studied, syncopated choreography. Technologically we’ve come a long way from Stanley Kubrick’s “Spartacus” in 1960 and the 1976 BBC series “I, Claudius,” so that something even as
fundamentally absurd as “Gods of the Arena” can be said to bear the sophistication it does not necessarily possess.
The current series revolves around the historical figure Batiatus, owner of the Capua slave-gladiators, and Gannicus, in particular, played by Dustin Clare, who appears as a kind of
vainglorious hybrid of Colin Farrell and Fabio. A champion in the field, Gannicus is poised to bring his owner greater and greater glory. As the proprietor of a sports franchise who has also
fallen under the shadow of his politically dominant father, Batiatus reminds one of George W. Bush during his Texas Rangers phase.
Batiatus is portrayed exuberantly by John Hannah, the Scottish actor emblazoned in our minds as the mourner who recites Auden’s “Funeral Blues” at his lover’s memorial service in “Four Weddings and a Funeral.” Accustomed to playing softies, he seems
thrilled at the chance to swagger and do gutter talk.
There is plenty of it in the series, as well as group sex, gay sex and opium-induced hallucinations.

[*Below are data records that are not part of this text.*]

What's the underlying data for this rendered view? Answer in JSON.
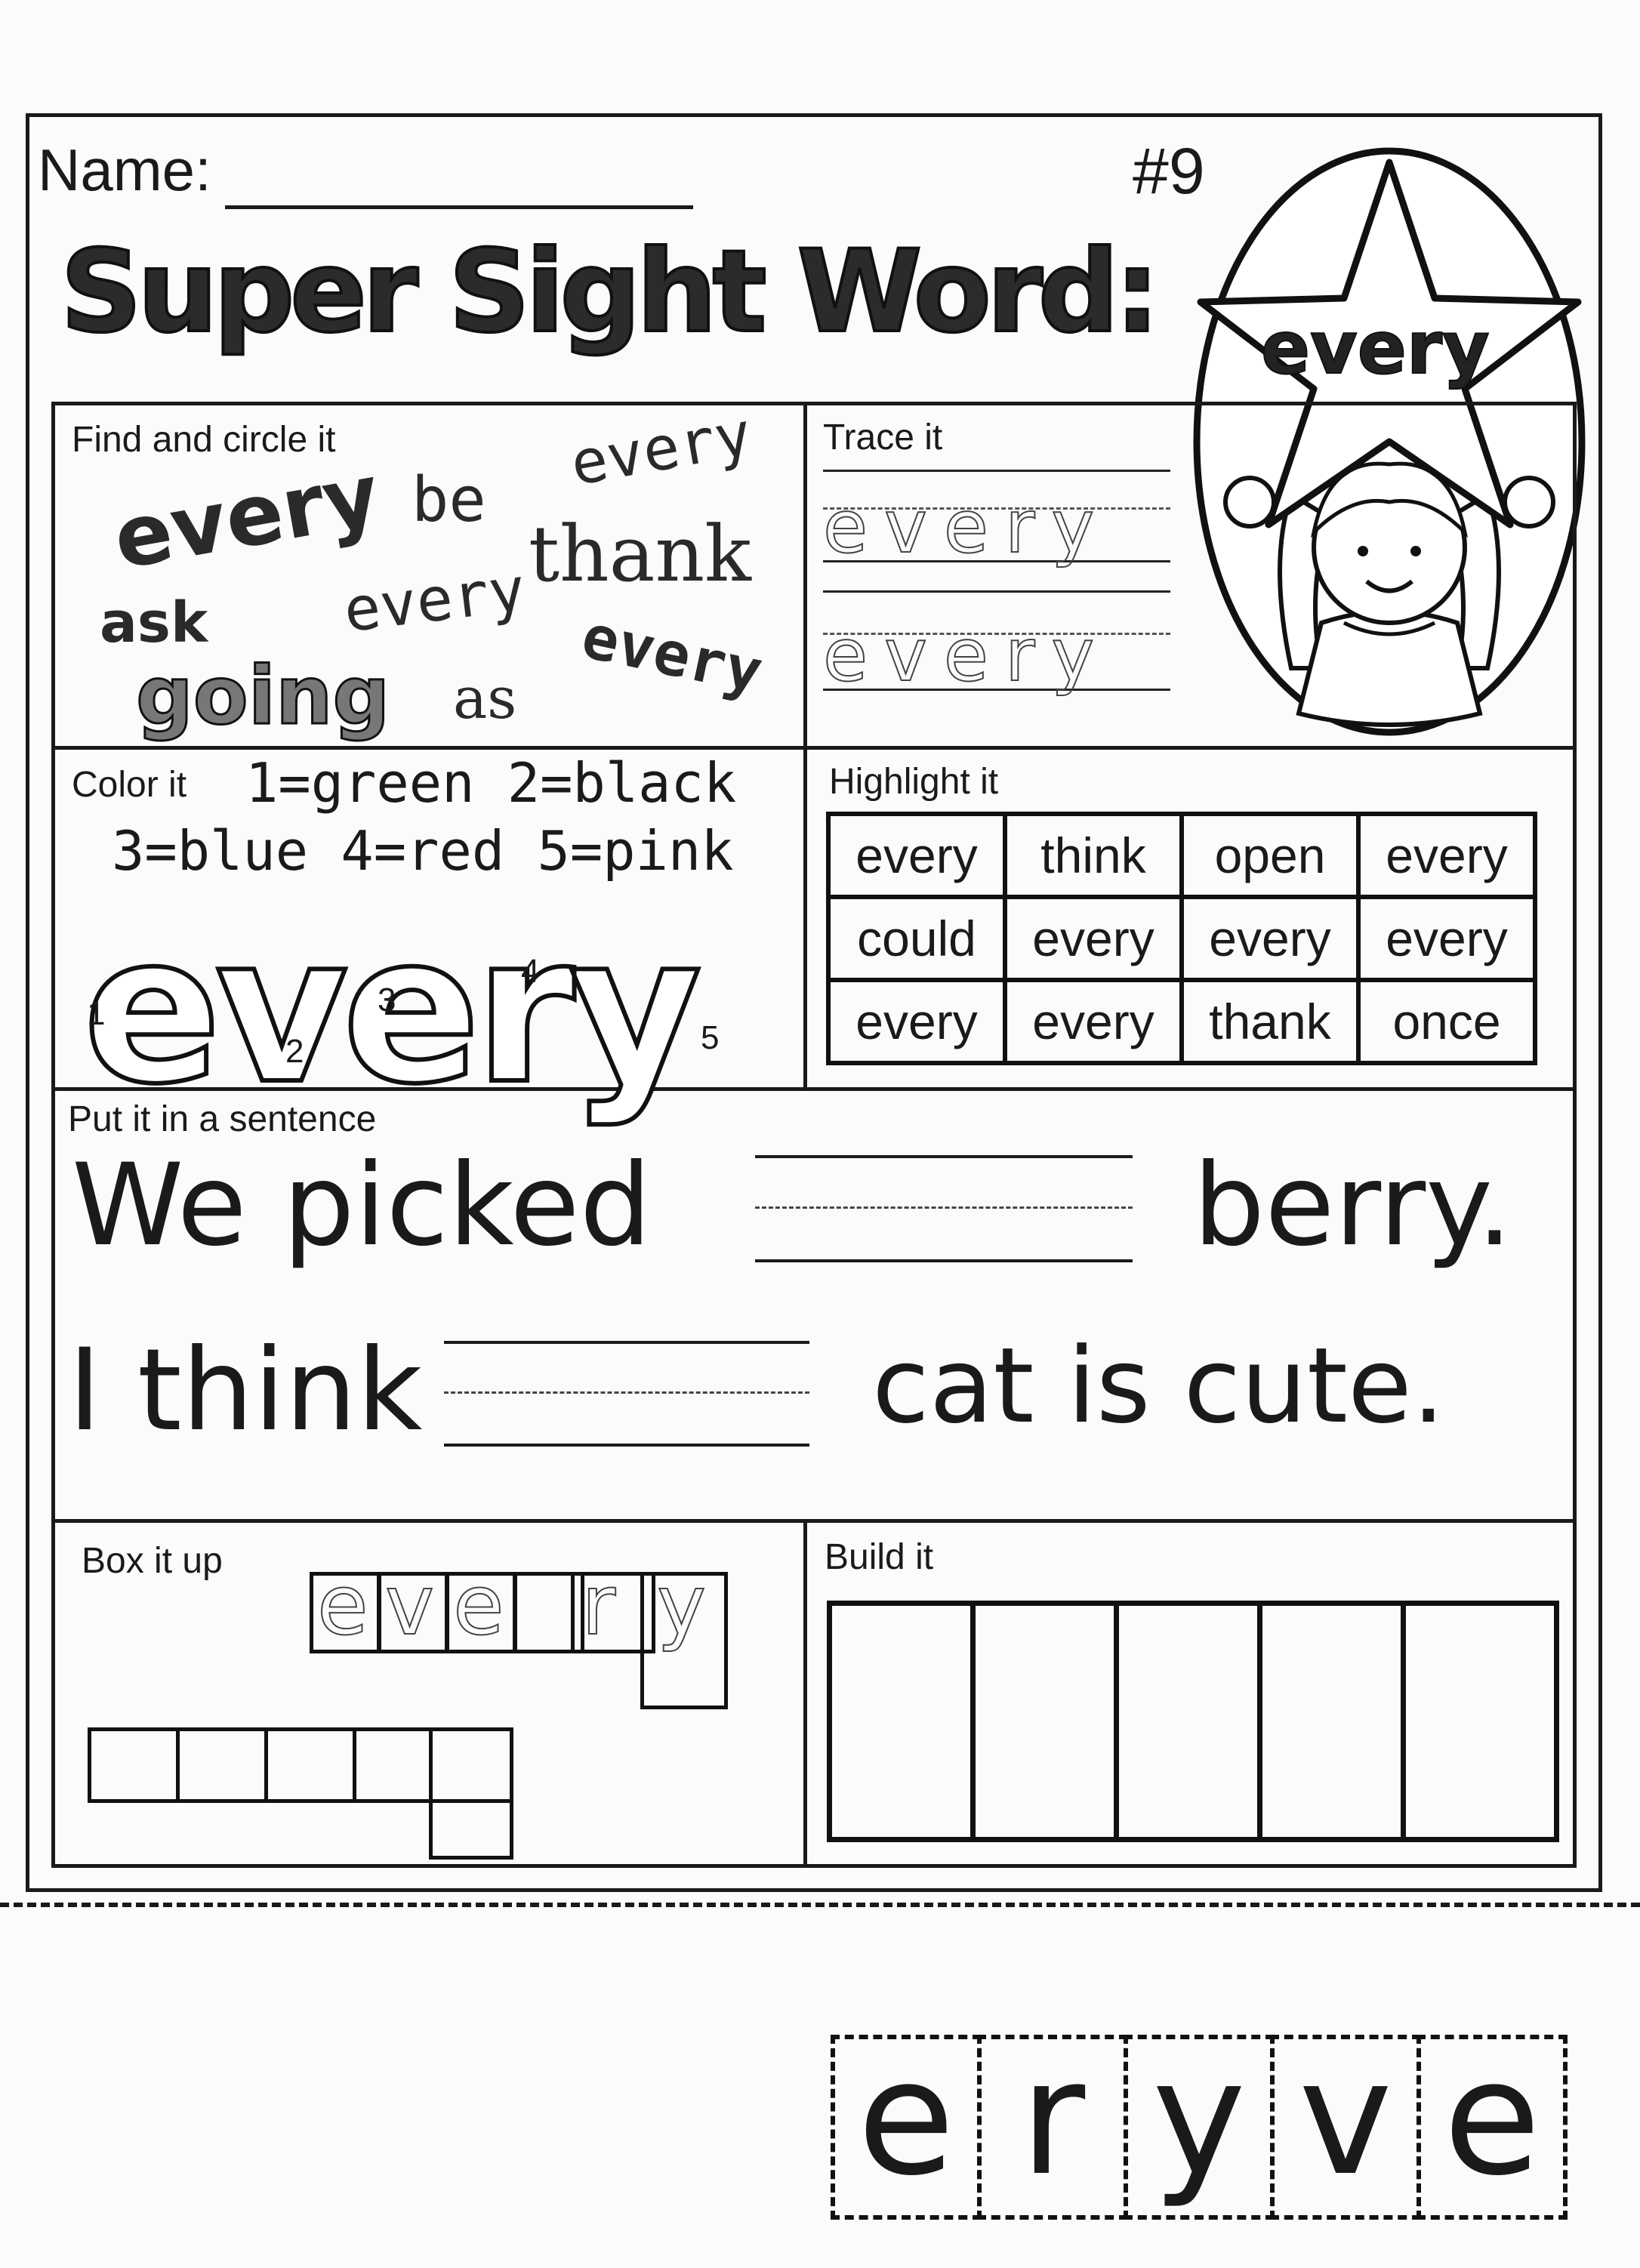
{
  "header": {
    "name_label": "Name:",
    "number": "#9",
    "title": "Super Sight Word:",
    "star_word": "every"
  },
  "find_circle": {
    "label": "Find and circle it",
    "words": [
      "every",
      "be",
      "every",
      "thank",
      "ask",
      "every",
      "every",
      "going",
      "as"
    ]
  },
  "trace": {
    "label": "Trace it",
    "word": "every"
  },
  "color_it": {
    "label": "Color it",
    "key_line1": "1=green 2=black",
    "key_line2": "3=blue 4=red 5=pink",
    "word": "every",
    "region_numbers": [
      "1",
      "2",
      "3",
      "4",
      "5"
    ]
  },
  "highlight": {
    "label": "Highlight it",
    "rows": [
      [
        "every",
        "think",
        "open",
        "every"
      ],
      [
        "could",
        "every",
        "every",
        "every"
      ],
      [
        "every",
        "every",
        "thank",
        "once"
      ]
    ]
  },
  "sentence": {
    "label": "Put it in a sentence",
    "s1_before": "We picked",
    "s1_after": "berry.",
    "s2_before": "I think",
    "s2_after": "cat is cute."
  },
  "box_it": {
    "label": "Box it up",
    "letters": [
      "e",
      "v",
      "e",
      "r",
      "y"
    ]
  },
  "build_it": {
    "label": "Build it"
  },
  "cutout": {
    "letters": [
      "e",
      "r",
      "y",
      "v",
      "e"
    ]
  }
}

Starz is currently run by Chris Albrecht, who guided HBO when it created much of its
finest programming, so comparisons with “Rome” are doubly inevitable. The two ventures are alike in togas only, with “Rome” offering a greater depth of historical curiosity.
“Gods” signals its campiness fairly emphatically with the appearance of Lucy Lawless from “Xena: Warrior Princess” as Batiatus’s driven and calculating wife, Lucretia, a woman with an
out-of-town bisexual best friend (Jaime Murray) who arrives in Capua as the ancient world’s gossip girl in chief. At first glance we suspect that she has packed trouble in her luggage, and
that her hostess gift is not a scented candle.
The arrival of the “Spartacus” series while Suzanne Collins’s “Hunger Games” trilogy has been dominating best-seller lists with its futuristic gladiator theme suggests there is an appetite
for stories of class warfare in the bloody, fatalistic extreme. (In the books the oppressed are pitted against one another in live death matches streamed on television.)
In another time it was gratifying enough to witness the inanities of the very wealthy on “Dallas” and “Dynasty,” but now perhaps we want to know that a more egregious fall is destined. Swords
and sandals offer the hope and the promise.
Gods of the Arena
Starz, Friday nights at 10, Eastern and Pacific times; 9 Central time.
Created and written by Steven S. DeKnight; Rob Tapert, Joshua Donen, Mr. DeKnight and Sam Raimi, executive producers. Produced by Starz Entertainment.
WITH: John Hannah (Batiatus), Lucy Lawless (Lucretia), Dustin Clare (Gannicus),Peter Mensah (Oenomaus), Jaime Murray (Gaia), Manu Bennett (Crixus), Marisa Ramirez (Melitta) and Jeffrey Thomas